I remember my mother frying triangles of corn tortillas with onion, then adding salsa and scrambled eggs.  She called this dish chilaquiles, not migas.  I have made the dish pretty much the same way over the years.   But in honor of the recipe as dictated and written by two best friends over 40 years ago, I have deviated from my usual practice.  This is the result and, as is the prerogative of a daughter/ahijada, I have renamed this dish Chila-migas.

What is the tradition in your family?  Are you a chilaquiles purist or a migas connoisseur?  Enlighten us!


Recipe Type: Breakfast

Author: Gilda Claudine

Serves: 4 to 6


  • 1/4 cup of Canola oil

  • 1/2 chopped onion

  • 1 tomato, diced

  • 1 serrano or jalapeño pepper, chopped

  • 5 corn tortillas

  • 6 eggs

  • Salt and pepper to taste

  • Queso fresco or queso cotija, about 1/2 cup or more

  1. In a heavy skillet, heat half of the oil.

  2. Sweat the onions, tomato and pepper and set aside when done (about 10 minutes).

  3. Cut 5 tortillas into triangles.

  4. Add the rest of the oil to the skillet and, when hot, fry the tortillas.

  5. Remove the tortillas with a slotted spoon/spatula and drain on a paper towel.

  6. Heat the oven to 350 degrees.

  7. Return the tortillas to skillet, layering the bottom with them.

  8. Add tomato mixture and another "layer" of tortillas.

  9. Whisk the eggs and add to the skillet, allowing them to cook.

  10. Add salt and pepper to taste.

  11. When the eggs are cooked halfway through, remove from the burner.

  12. Add the desired amount of cheese and place skillet in the oven.

  13. The chila-migas are ready when the cheese is melted and the eggs are cooked through.

  14. Serve with slices of avocado, red or green salsa, and garnish with chiles.

I chose to sauté the onion, tomatoes and chiles and did not add salsa to the dish.
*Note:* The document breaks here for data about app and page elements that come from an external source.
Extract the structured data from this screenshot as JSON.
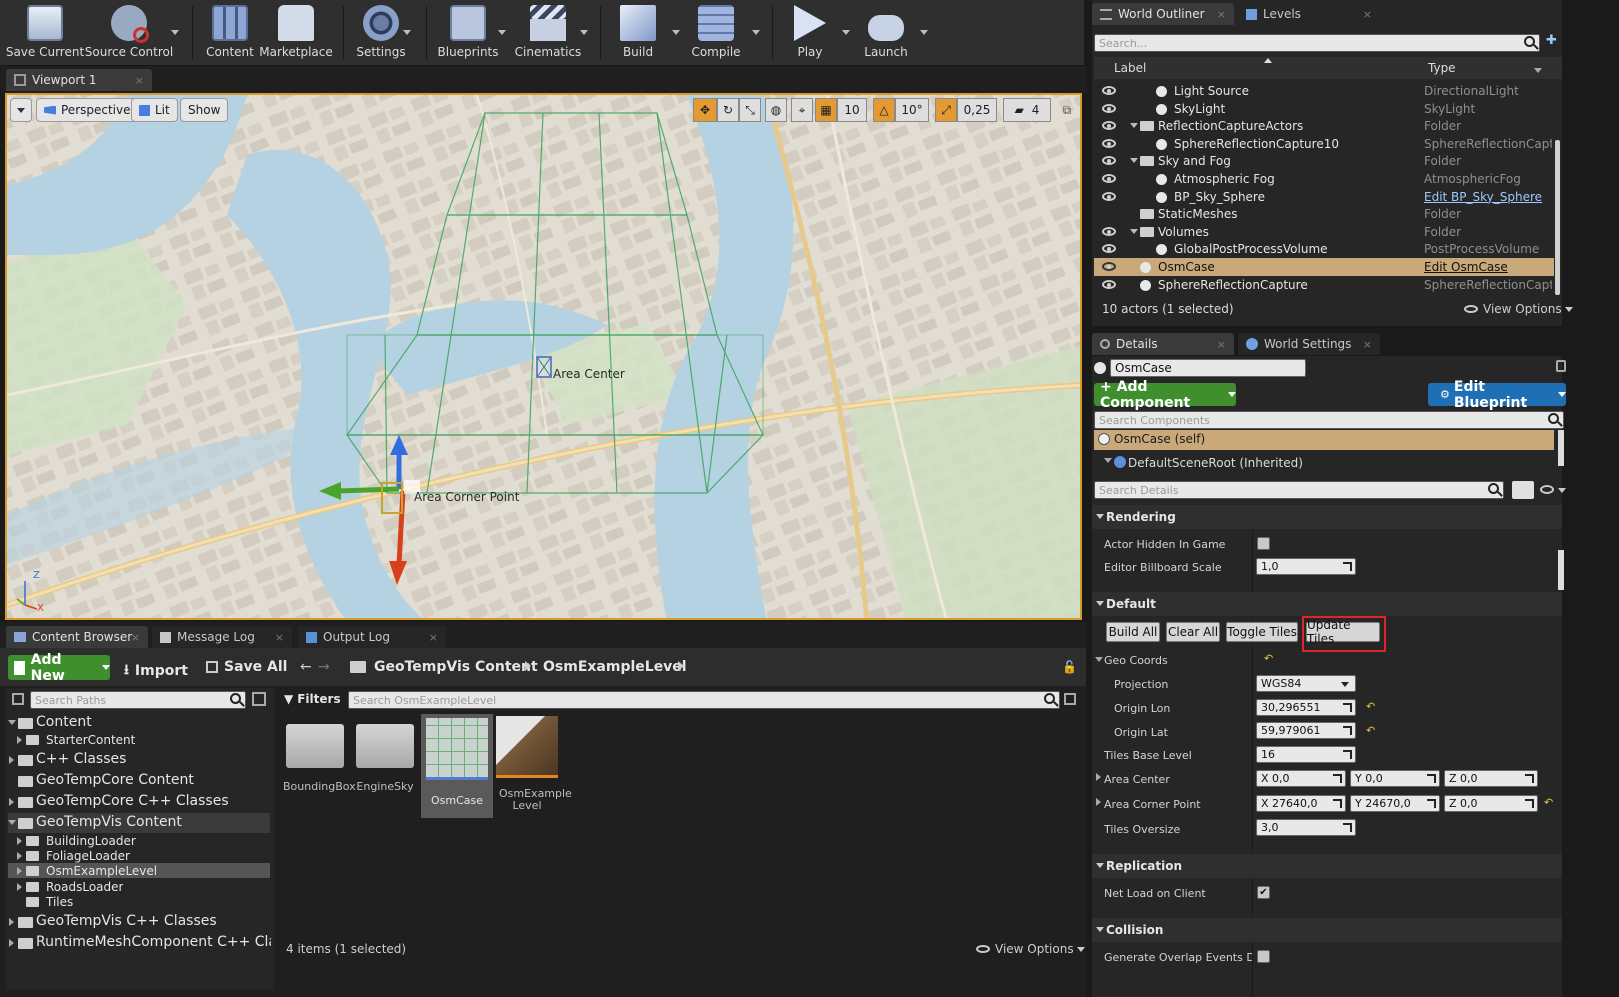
{
  "toolbar": {
    "buttons": [
      {
        "label": "Save Current",
        "icon": "save-icon"
      },
      {
        "label": "Source Control",
        "icon": "source-control-icon"
      },
      {
        "label": "Content",
        "icon": "content-icon"
      },
      {
        "label": "Marketplace",
        "icon": "marketplace-icon"
      },
      {
        "label": "Settings",
        "icon": "settings-gears-icon"
      },
      {
        "label": "Blueprints",
        "icon": "blueprints-icon"
      },
      {
        "label": "Cinematics",
        "icon": "clapper-icon"
      },
      {
        "label": "Build",
        "icon": "build-icon"
      },
      {
        "label": "Compile",
        "icon": "compile-icon"
      },
      {
        "label": "Play",
        "icon": "play-icon"
      },
      {
        "label": "Launch",
        "icon": "gamepad-icon"
      }
    ]
  },
  "viewport": {
    "tab": "Viewport 1",
    "perspective": "Perspective",
    "lit": "Lit",
    "show": "Show",
    "grid_snap": "10",
    "rot_snap": "10°",
    "scale_snap": "0,25",
    "cam_speed": "4",
    "labels": {
      "area_center": "Area Center",
      "area_corner": "Area Corner Point"
    },
    "axis": {
      "z": "Z",
      "x": "X"
    }
  },
  "outliner": {
    "tabs": [
      "World Outliner",
      "Levels"
    ],
    "search_placeholder": "Search...",
    "col_label": "Label",
    "col_type": "Type",
    "rows": [
      {
        "name": "Light Source",
        "type": "DirectionalLight",
        "link": false
      },
      {
        "name": "SkyLight",
        "type": "SkyLight",
        "link": false
      },
      {
        "name": "ReflectionCaptureActors",
        "type": "Folder",
        "link": false
      },
      {
        "name": "SphereReflectionCapture10",
        "type": "SphereReflectionCapture",
        "link": false
      },
      {
        "name": "Sky and Fog",
        "type": "Folder",
        "link": false
      },
      {
        "name": "Atmospheric Fog",
        "type": "AtmosphericFog",
        "link": false
      },
      {
        "name": "BP_Sky_Sphere",
        "type": "Edit BP_Sky_Sphere",
        "link": true
      },
      {
        "name": "StaticMeshes",
        "type": "Folder",
        "link": false
      },
      {
        "name": "Volumes",
        "type": "Folder",
        "link": false
      },
      {
        "name": "GlobalPostProcessVolume",
        "type": "PostProcessVolume",
        "link": false
      },
      {
        "name": "OsmCase",
        "type": "Edit OsmCase",
        "link": true
      },
      {
        "name": "SphereReflectionCapture",
        "type": "SphereReflectionCapture",
        "link": false
      }
    ],
    "status": "10 actors (1 selected)",
    "view_options": "View Options"
  },
  "details": {
    "tabs": [
      "Details",
      "World Settings"
    ],
    "name_value": "OsmCase",
    "add_component": "+ Add Component",
    "edit_blueprint": "Edit Blueprint",
    "search_components": "Search Components",
    "component_self": "OsmCase (self)",
    "component_root": "DefaultSceneRoot (Inherited)",
    "search_details": "Search Details",
    "rendering": {
      "header": "Rendering",
      "hidden_label": "Actor Hidden In Game",
      "billboard_label": "Editor Billboard Scale",
      "billboard_value": "1,0"
    },
    "default": {
      "header": "Default",
      "buttons": [
        "Build All",
        "Clear All",
        "Toggle Tiles",
        "Update Tiles"
      ],
      "geo_coords": "Geo Coords",
      "projection_label": "Projection",
      "projection_value": "WGS84",
      "origin_lon_label": "Origin Lon",
      "origin_lon_value": "30,296551",
      "origin_lat_label": "Origin Lat",
      "origin_lat_value": "59,979061",
      "tiles_base_label": "Tiles Base Level",
      "tiles_base_value": "16",
      "area_center_label": "Area Center",
      "area_center": {
        "x": "X  0,0",
        "y": "Y  0,0",
        "z": "Z  0,0"
      },
      "area_corner_label": "Area Corner Point",
      "area_corner": {
        "x": "X  27640,0",
        "y": "Y  24670,0",
        "z": "Z  0,0"
      },
      "tiles_oversize_label": "Tiles Oversize",
      "tiles_oversize_value": "3,0"
    },
    "replication": {
      "header": "Replication",
      "net_load_label": "Net Load on Client"
    },
    "collision": {
      "header": "Collision",
      "overlap_label": "Generate Overlap Events Durin"
    }
  },
  "bottom_tabs": [
    "Content Browser",
    "Message Log",
    "Output Log"
  ],
  "content_browser": {
    "add_new": "Add New",
    "import": "Import",
    "save_all": "Save All",
    "path": [
      "GeoTempVis Content",
      "OsmExampleLevel"
    ],
    "search_paths": "Search Paths",
    "filters": "Filters",
    "search_assets": "Search OsmExampleLevel",
    "tree": [
      {
        "label": "Content",
        "level": 0
      },
      {
        "label": "StarterContent",
        "level": 1
      },
      {
        "label": "C++ Classes",
        "level": 0
      },
      {
        "label": "GeoTempCore Content",
        "level": 0
      },
      {
        "label": "GeoTempCore C++ Classes",
        "level": 0
      },
      {
        "label": "GeoTempVis Content",
        "level": 0
      },
      {
        "label": "BuildingLoader",
        "level": 1
      },
      {
        "label": "FoliageLoader",
        "level": 1
      },
      {
        "label": "OsmExampleLevel",
        "level": 1
      },
      {
        "label": "RoadsLoader",
        "level": 1
      },
      {
        "label": "Tiles",
        "level": 1
      },
      {
        "label": "GeoTempVis C++ Classes",
        "level": 0
      },
      {
        "label": "RuntimeMeshComponent C++ Cla:",
        "level": 0
      }
    ],
    "assets": [
      "BoundingBox",
      "EngineSky",
      "OsmCase",
      "OsmExample Level"
    ],
    "status": "4 items (1 selected)",
    "view_options": "View Options"
  },
  "colors": {
    "accent_orange": "#d79b2b",
    "highlight_red": "#e0242b",
    "green_btn": "#3f8f2f",
    "blue_btn": "#1f6fb5",
    "selected_row": "#c9a87a"
  }
}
Adding a red or green salsa when layering the tortillas in the skillet is optional. If you choose not to add salsa at this stage, serve the dish with a side of salsa.

Thursday, August 4, 2011


For the ancient inhabitants of Mexico and, in fact, all of the Americas, corn was king.   Maize was deified, and the variety of meals based on corn were nearly infinite. The modern-day Mexican eats corn in some shape or form every day, probably mostly in the form of tortillas. But each region of Mexico has a different way of consuming corn, in the form of gorditas, garnachas, tamales, atoles, guaraches, etc.

North of the border, little is known or understood about the regional foods of Mexico. This past June, when I took my students to Mexico for a summer Spanish immersion course, I introduced them to corundas, a kind of tamal originating in Michoacan (shown here:)

The tamal is wrapped in the green outer leaf of the corn, shaped, more or less into a triangle. You can add filling to the masa or simply pour cream and green (tomatillo) or red salsa on top. Whenever it can be found, tequesquite, a mineral salt, is used as a leavening agent when cooking the masa, a practice that dates back to the Aztecs. A good substitute for tequesquite is baking soda.


Recipe Type: Appetizer

Author: Gilda Valdez Carbonaro

Prep time: 30 mins

Cook time: 1 hour

Total time: 1 hour 30 mins

Serves: 4 to 6


  • 2 ½ lbs corn masa prepared according to the instructions on the bag

  • 3 teaspoons baking powder

  • 1 cup shortening

  • cup milk

  • Husks of 10 tomatillos

  • Green corn husks

  • Salt to taste


  1. Boil the tomatillo husks in about 1 ½ cups water with the baking powder.

  2. Strain the water, disposing of the husks, and mix the broth with the milk.

  3. Beat the shortening until it is fluffy.

  4. Very graduallly, add to this shortening the milk-tomato-water mixture and continue to beat it.

  5. When it is well mixed, very gradually add the corn dough (masa) mixture, beating more.

  6. Add salt to taste.

  7. Make a cone shape with the corn husks and scoop dough into the cones.

  8. Wrap the husks into a triangle shape and tie with a thin piece of corn husk or cooking twine.

  9. Place the corundas in a steamer and steam for approximately one hour.

  10. Serve with crema mexicana and a green or red salsa.


Corn masa can be found in most grocery stores in the U.S. One well-known brand is Maseca.